From the entries below, copy each line in which the word "prop" occurs.

→ Provided data:
= = = = =

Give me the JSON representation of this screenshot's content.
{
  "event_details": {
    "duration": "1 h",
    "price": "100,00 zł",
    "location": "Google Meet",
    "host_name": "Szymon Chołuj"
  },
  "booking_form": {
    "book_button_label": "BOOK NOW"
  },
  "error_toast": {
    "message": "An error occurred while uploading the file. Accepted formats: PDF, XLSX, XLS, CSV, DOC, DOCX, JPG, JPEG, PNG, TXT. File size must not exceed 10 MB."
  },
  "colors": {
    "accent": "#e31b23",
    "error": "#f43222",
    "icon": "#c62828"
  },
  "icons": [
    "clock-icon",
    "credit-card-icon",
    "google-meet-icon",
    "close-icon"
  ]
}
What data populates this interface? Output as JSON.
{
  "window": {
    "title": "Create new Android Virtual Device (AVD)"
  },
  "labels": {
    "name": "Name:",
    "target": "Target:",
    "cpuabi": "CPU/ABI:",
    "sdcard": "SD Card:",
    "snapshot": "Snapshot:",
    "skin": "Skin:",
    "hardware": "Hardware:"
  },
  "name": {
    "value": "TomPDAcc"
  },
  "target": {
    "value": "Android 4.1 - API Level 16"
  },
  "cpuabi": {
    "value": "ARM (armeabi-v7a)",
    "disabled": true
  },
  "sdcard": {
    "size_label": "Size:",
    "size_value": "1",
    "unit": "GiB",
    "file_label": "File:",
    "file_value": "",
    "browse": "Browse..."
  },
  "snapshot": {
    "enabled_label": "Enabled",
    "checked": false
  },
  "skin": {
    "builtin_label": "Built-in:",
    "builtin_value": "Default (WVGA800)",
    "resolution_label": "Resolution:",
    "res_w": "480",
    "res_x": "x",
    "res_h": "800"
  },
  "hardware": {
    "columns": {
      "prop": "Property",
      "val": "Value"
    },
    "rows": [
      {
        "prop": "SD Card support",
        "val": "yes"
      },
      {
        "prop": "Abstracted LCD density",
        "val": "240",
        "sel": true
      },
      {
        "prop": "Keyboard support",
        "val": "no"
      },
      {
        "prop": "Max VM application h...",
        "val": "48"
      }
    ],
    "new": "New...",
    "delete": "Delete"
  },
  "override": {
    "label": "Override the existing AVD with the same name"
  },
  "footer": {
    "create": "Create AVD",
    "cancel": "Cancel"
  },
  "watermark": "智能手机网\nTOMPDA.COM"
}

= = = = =

→ Task output:
      "prop": "Property",
        "prop": "SD Card support",
        "prop": "Abstracted LCD density",
        "prop": "Keyboard support",
        "prop": "Max VM application h...",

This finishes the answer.